▸ **DATA EXTRACTS**:

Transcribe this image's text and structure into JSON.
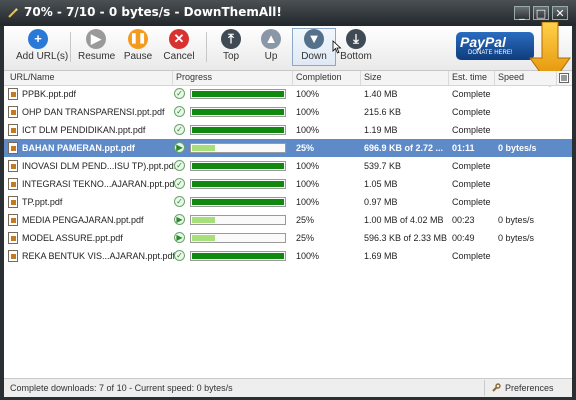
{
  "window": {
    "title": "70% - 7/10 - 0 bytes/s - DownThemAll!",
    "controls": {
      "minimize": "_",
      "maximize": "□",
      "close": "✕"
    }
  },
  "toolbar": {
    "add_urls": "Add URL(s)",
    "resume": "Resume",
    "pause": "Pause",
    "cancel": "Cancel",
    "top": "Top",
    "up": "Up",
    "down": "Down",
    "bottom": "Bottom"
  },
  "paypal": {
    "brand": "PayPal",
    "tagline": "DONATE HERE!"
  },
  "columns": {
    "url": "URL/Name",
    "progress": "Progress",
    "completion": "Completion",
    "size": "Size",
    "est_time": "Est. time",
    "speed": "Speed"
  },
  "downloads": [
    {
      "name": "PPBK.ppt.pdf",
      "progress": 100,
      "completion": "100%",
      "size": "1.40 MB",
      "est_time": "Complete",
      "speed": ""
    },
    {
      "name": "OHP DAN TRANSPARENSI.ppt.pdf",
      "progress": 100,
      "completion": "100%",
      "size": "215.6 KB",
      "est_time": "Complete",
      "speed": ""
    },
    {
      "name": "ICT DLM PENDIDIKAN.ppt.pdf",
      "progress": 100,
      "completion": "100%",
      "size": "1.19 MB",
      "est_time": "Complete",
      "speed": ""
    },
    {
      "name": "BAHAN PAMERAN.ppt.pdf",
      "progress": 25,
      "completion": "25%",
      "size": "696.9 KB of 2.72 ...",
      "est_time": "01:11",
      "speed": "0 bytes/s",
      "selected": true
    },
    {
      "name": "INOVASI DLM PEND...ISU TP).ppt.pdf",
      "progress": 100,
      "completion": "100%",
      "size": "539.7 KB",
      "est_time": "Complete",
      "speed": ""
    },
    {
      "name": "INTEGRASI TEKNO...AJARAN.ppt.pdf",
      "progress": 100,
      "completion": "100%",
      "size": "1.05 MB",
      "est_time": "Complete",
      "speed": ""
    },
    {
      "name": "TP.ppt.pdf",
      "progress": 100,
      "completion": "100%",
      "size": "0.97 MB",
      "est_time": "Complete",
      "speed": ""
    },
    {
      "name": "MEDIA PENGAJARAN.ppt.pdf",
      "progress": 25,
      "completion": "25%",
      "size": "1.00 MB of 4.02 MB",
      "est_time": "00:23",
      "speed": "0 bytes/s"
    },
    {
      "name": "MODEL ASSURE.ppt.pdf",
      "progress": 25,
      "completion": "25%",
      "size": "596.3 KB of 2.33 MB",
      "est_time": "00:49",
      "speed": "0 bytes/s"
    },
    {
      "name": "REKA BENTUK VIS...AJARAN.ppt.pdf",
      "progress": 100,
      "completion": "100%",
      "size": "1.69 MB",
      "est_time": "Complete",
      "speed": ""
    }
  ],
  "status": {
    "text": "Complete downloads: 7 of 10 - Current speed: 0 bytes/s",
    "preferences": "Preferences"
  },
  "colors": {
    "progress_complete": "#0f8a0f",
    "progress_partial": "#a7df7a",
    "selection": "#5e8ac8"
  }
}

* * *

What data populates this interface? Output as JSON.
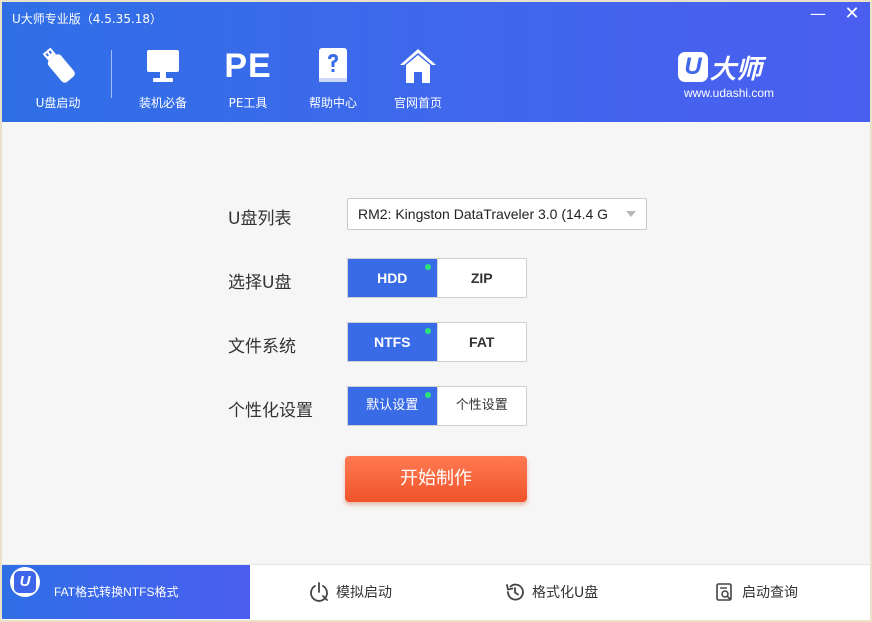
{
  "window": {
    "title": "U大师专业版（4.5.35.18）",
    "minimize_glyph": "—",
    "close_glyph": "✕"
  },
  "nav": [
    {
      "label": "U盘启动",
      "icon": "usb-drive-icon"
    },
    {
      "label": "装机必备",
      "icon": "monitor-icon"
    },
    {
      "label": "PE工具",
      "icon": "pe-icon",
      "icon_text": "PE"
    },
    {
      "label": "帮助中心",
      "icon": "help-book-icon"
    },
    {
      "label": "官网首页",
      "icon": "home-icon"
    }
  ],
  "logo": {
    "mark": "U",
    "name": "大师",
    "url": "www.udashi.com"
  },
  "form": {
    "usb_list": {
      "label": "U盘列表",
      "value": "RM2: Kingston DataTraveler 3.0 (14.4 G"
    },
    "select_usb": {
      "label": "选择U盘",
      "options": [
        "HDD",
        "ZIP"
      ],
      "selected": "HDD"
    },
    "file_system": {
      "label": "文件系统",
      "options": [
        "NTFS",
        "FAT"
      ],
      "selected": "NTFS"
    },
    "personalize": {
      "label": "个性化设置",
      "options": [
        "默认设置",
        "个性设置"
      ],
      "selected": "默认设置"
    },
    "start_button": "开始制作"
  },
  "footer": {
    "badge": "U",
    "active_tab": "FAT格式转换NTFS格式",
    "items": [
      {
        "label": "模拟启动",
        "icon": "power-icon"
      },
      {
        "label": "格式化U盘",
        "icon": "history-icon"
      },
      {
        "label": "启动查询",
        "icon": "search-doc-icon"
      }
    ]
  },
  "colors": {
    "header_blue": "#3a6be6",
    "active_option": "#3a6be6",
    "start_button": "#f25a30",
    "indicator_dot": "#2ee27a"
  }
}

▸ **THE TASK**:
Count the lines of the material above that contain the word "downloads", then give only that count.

▸ **ANSWER SECTION**:
2